|Naval History of Great Britain - Vol III
||British and French Fleets - Channel
Sidney Smith's squadron consisting, besides the Antelope, of the 36-gun frigate Penelope, Captain William Robert Broughton, and 32-gun frigate Aimable, Captain William Bolton, hove in sight of the two sloops ; and which squadron had weighed from the Schonevelde since between 10 and 11 a.m., in consequence of an announcement by one of the in-shore ships, that the Gallo-Batavian flotilla was making sail from the Inner Wieling.
At about 1 h. 30 m. p.m. the Cruiser came up with, fired at, and compelled to strike, one of the rearmost vessels, a schuyt mounting one long 36-pounder, and carrying five Dutch seamen and 25 French troops. Making the signal for the Rattler to take possession, the British brig continued to stand on, in the hope to close with one of the prames. Feeling himself, as the French accounts state, somewhat nettled at having one of his vessels captured by a force so comparatively insignificant, Admiral Ver-Huell, took advantage of a slight change of wind in his favour, and stood back towards Ostende with all his remaining flotilla except eight schuyts, which continued their route. towards the Inner Wieling. At about 1 h. 45 m. p.m. the Ville-d'Anvers fired a shot at the Cruiser, which passed over her, and fell close under the bows of the Rattler. Shortly afterwards, the wind shifting six points, both sloops fell off in their course, and found themselves nearly abreast of the leading prame, and upon the lee beam of the flotilla, then crowding sail to get inshore. At a few minutes before 2 p.m. the Ville-d'Anvers commenced a heavy fire upon the Cruiser and Rattler, and several of the schooners and schuyts also opened their fire. In a short time the two sloops were in the midst of the flotilla, engaging on both sides, and frequently assailed by shot and shells from the batteries of Blanckenberghe. Notwithstanding all this the Cruiser and Rattler gallantly drove on shore the Ville-d'Anvers prame, and four of the schooners.

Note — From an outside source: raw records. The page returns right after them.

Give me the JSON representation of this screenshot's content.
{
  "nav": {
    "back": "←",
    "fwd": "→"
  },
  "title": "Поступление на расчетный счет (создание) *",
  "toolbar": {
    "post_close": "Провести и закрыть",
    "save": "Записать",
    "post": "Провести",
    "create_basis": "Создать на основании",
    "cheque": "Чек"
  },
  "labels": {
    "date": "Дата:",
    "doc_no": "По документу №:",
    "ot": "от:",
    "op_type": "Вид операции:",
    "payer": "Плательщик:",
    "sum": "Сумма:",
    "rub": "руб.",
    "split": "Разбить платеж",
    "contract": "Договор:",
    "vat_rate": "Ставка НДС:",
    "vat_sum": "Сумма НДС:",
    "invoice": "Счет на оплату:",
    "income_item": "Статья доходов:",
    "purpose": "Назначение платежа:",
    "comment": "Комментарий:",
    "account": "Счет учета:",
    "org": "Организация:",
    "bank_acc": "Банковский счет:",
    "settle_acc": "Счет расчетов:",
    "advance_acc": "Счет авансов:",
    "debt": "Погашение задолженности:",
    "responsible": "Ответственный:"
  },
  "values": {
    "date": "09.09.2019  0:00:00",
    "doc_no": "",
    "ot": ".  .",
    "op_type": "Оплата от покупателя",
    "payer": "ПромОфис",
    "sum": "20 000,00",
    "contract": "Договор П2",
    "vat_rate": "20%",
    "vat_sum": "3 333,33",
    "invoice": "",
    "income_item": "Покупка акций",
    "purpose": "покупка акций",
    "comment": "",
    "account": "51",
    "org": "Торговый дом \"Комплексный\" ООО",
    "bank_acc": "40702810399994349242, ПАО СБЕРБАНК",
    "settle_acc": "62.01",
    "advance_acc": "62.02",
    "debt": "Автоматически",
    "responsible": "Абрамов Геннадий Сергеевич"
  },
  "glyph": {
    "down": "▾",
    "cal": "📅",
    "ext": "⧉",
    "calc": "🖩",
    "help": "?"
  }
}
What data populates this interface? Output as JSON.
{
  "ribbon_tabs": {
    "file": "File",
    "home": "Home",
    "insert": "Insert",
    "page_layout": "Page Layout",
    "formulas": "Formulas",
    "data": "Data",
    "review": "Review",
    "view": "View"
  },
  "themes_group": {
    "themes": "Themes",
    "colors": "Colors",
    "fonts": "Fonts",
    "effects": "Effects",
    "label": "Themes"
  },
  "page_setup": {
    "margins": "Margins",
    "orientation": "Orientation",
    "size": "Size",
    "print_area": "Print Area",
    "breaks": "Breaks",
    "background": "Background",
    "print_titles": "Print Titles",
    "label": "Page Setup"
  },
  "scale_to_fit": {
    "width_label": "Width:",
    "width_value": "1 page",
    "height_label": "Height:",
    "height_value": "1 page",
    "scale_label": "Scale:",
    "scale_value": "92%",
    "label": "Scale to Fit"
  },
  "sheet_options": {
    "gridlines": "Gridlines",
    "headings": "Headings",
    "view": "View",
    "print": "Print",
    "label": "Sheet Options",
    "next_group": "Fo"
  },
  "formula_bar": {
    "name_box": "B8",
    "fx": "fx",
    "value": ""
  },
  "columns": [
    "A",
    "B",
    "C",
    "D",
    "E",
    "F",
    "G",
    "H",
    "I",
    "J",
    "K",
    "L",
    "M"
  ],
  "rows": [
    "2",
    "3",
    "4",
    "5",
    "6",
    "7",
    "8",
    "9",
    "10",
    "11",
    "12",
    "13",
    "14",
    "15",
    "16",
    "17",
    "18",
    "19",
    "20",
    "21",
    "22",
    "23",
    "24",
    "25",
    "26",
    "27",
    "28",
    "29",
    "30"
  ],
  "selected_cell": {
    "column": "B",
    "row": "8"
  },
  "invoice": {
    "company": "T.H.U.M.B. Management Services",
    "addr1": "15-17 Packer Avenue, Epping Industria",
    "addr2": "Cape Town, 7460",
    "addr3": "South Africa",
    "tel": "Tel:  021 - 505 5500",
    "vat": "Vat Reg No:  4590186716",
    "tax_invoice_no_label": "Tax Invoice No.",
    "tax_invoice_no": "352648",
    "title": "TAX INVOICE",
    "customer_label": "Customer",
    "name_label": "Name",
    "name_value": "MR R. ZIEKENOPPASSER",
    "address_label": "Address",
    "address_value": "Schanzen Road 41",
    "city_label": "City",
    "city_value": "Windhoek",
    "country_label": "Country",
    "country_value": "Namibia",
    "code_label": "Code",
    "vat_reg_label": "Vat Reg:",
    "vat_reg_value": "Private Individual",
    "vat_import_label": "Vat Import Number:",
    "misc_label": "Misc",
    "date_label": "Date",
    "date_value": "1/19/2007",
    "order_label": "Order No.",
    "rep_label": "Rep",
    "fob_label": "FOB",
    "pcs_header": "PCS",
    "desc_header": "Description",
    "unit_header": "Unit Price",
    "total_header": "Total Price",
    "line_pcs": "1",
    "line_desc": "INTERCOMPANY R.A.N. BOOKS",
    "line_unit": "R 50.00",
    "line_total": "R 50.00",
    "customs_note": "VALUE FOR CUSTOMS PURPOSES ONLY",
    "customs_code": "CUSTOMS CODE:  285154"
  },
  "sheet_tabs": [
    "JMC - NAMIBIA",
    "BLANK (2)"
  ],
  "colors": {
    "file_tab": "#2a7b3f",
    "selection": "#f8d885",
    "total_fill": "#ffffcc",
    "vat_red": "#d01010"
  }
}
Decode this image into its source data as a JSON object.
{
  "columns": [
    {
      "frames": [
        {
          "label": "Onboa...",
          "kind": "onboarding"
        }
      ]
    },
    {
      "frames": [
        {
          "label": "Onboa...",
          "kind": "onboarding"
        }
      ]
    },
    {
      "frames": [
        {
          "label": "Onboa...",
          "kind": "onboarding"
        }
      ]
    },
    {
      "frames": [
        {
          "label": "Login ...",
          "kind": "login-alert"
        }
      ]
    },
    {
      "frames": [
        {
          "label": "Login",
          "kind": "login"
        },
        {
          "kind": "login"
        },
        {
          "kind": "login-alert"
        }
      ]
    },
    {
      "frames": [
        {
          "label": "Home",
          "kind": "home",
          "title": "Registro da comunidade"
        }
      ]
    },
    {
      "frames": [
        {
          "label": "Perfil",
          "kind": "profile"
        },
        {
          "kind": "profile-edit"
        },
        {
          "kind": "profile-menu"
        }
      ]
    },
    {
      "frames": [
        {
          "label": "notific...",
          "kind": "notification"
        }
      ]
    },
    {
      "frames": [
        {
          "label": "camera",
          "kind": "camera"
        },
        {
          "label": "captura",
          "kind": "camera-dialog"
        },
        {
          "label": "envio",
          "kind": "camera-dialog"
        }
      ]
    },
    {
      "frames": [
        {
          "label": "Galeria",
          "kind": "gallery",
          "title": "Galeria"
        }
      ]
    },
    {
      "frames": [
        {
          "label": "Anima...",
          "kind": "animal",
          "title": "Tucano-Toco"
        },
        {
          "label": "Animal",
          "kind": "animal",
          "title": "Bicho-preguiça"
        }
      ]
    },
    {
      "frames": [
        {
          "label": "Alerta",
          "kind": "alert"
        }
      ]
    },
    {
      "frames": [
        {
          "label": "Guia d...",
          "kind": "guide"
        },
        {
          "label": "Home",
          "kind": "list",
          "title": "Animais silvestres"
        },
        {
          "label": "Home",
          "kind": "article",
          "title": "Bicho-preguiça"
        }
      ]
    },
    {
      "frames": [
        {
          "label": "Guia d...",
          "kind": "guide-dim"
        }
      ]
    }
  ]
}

At 3 h. 45 m. p.m. the Aimable arrived up with, and opened her fire upon, a portion of the flotilla close under the batteries of Blanckenberghe. At about 4 h. 30 m. p.m. the Penelope and Antelope also got into action, and, by their heavy fire, drove several other schooners and schuyts on shore. At 7 p.m. the Aimable found herself near to the grounded prame, and received from her a very destructive fire ; several artillerymen from the shore having got on board the Ville-d'Anvers, and replaced her crew, most of whom had fled upon her first grounding : at which time, too, her colours were either hauled down or shot away. At about 7 h. 45 m. p.m., the tide having fallen and left the British ships in little more water than they drew, the Antelope made the signal to discontinue the engagement ; and the squadron drew off into deeper water. The Gallo-Batavian flotilla, or what remained of it, took this opportunity of getting into the basin of Ostende; whither they were accompanied by
^ back to top ^